%%

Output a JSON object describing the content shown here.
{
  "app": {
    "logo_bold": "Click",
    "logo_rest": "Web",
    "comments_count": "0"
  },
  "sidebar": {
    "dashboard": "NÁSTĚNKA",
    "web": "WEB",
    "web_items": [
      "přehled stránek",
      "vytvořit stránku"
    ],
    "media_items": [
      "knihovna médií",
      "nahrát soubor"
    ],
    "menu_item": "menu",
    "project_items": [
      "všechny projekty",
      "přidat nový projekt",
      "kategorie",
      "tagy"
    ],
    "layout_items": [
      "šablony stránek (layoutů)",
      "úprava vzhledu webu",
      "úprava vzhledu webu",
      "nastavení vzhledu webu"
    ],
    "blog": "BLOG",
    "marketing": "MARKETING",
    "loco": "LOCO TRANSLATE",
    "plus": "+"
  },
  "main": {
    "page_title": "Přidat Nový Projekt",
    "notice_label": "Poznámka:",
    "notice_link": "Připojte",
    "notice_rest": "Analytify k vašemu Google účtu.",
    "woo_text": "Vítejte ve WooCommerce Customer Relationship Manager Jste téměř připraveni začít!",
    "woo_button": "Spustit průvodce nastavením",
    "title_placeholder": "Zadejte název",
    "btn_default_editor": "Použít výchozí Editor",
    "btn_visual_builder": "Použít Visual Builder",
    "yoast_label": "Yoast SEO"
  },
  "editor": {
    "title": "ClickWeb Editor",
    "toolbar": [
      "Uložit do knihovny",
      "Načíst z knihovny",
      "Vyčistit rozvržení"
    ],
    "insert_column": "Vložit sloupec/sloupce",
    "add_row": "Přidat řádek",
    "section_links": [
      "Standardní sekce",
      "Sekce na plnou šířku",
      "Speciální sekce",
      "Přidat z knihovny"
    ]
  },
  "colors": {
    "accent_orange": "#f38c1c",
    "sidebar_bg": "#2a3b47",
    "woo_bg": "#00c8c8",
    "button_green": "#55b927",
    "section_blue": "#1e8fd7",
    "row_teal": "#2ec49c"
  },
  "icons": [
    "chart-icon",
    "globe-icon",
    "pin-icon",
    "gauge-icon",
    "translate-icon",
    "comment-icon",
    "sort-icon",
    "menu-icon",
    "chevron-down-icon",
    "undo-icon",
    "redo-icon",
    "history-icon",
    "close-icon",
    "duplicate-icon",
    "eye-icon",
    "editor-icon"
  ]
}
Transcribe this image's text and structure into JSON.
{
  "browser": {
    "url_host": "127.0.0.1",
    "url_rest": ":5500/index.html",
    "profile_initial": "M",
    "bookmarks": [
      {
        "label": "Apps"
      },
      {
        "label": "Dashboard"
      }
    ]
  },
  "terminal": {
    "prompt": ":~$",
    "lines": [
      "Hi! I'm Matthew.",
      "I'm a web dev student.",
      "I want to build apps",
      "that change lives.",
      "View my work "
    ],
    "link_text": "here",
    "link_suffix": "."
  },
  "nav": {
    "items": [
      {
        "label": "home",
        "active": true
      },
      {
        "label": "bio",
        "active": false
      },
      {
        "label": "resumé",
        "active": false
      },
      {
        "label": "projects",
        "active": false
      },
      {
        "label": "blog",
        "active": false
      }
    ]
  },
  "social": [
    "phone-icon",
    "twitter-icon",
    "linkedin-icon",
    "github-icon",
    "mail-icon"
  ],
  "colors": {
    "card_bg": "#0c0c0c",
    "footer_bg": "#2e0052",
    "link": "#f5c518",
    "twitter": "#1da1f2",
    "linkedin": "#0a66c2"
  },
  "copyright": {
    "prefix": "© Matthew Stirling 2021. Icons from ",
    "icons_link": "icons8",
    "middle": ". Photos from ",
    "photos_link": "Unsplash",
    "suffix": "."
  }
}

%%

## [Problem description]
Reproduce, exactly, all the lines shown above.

## [The answer]
Output a JSON object describing the content shown here.
{
  "app": {
    "logo_bold": "Click",
    "logo_rest": "Web",
    "comments_count": "0"
  },
  "sidebar": {
    "dashboard": "NÁSTĚNKA",
    "web": "WEB",
    "web_items": [
      "přehled stránek",
      "vytvořit stránku"
    ],
    "media_items": [
      "knihovna médií",
      "nahrát soubor"
    ],
    "menu_item": "menu",
    "project_items": [
      "všechny projekty",
      "přidat nový projekt",
      "kategorie",
      "tagy"
    ],
    "layout_items": [
      "šablony stránek (layoutů)",
      "úprava vzhledu webu",
      "úprava vzhledu webu",
      "nastavení vzhledu webu"
    ],
    "blog": "BLOG",
    "marketing": "MARKETING",
    "loco": "LOCO TRANSLATE",
    "plus": "+"
  },
  "main": {
    "page_title": "Přidat Nový Projekt",
    "notice_label": "Poznámka:",
    "notice_link": "Připojte",
    "notice_rest": "Analytify k vašemu Google účtu.",
    "woo_text": "Vítejte ve WooCommerce Customer Relationship Manager Jste téměř připraveni začít!",
    "woo_button": "Spustit průvodce nastavením",
    "title_placeholder": "Zadejte název",
    "btn_default_editor": "Použít výchozí Editor",
    "btn_visual_builder": "Použít Visual Builder",
    "yoast_label": "Yoast SEO"
  },
  "editor": {
    "title": "ClickWeb Editor",
    "toolbar": [
      "Uložit do knihovny",
      "Načíst z knihovny",
      "Vyčistit rozvržení"
    ],
    "insert_column": "Vložit sloupec/sloupce",
    "add_row": "Přidat řádek",
    "section_links": [
      "Standardní sekce",
      "Sekce na plnou šířku",
      "Speciální sekce",
      "Přidat z knihovny"
    ]
  },
  "colors": {
    "accent_orange": "#f38c1c",
    "sidebar_bg": "#2a3b47",
    "woo_bg": "#00c8c8",
    "button_green": "#55b927",
    "section_blue": "#1e8fd7",
    "row_teal": "#2ec49c"
  },
  "icons": [
    "chart-icon",
    "globe-icon",
    "pin-icon",
    "gauge-icon",
    "translate-icon",
    "comment-icon",
    "sort-icon",
    "menu-icon",
    "chevron-down-icon",
    "undo-icon",
    "redo-icon",
    "history-icon",
    "close-icon",
    "duplicate-icon",
    "eye-icon",
    "editor-icon"
  ]
}
Transcribe this image's text and structure into JSON.
{
  "browser": {
    "url_host": "127.0.0.1",
    "url_rest": ":5500/index.html",
    "profile_initial": "M",
    "bookmarks": [
      {
        "label": "Apps"
      },
      {
        "label": "Dashboard"
      }
    ]
  },
  "terminal": {
    "prompt": ":~$",
    "lines": [
      "Hi! I'm Matthew.",
      "I'm a web dev student.",
      "I want to build apps",
      "that change lives.",
      "View my work "
    ],
    "link_text": "here",
    "link_suffix": "."
  },
  "nav": {
    "items": [
      {
        "label": "home",
        "active": true
      },
      {
        "label": "bio",
        "active": false
      },
      {
        "label": "resumé",
        "active": false
      },
      {
        "label": "projects",
        "active": false
      },
      {
        "label": "blog",
        "active": false
      }
    ]
  },
  "social": [
    "phone-icon",
    "twitter-icon",
    "linkedin-icon",
    "github-icon",
    "mail-icon"
  ],
  "colors": {
    "card_bg": "#0c0c0c",
    "footer_bg": "#2e0052",
    "link": "#f5c518",
    "twitter": "#1da1f2",
    "linkedin": "#0a66c2"
  },
  "copyright": {
    "prefix": "© Matthew Stirling 2021. Icons from ",
    "icons_link": "icons8",
    "middle": ". Photos from ",
    "photos_link": "Unsplash",
    "suffix": "."
  }
}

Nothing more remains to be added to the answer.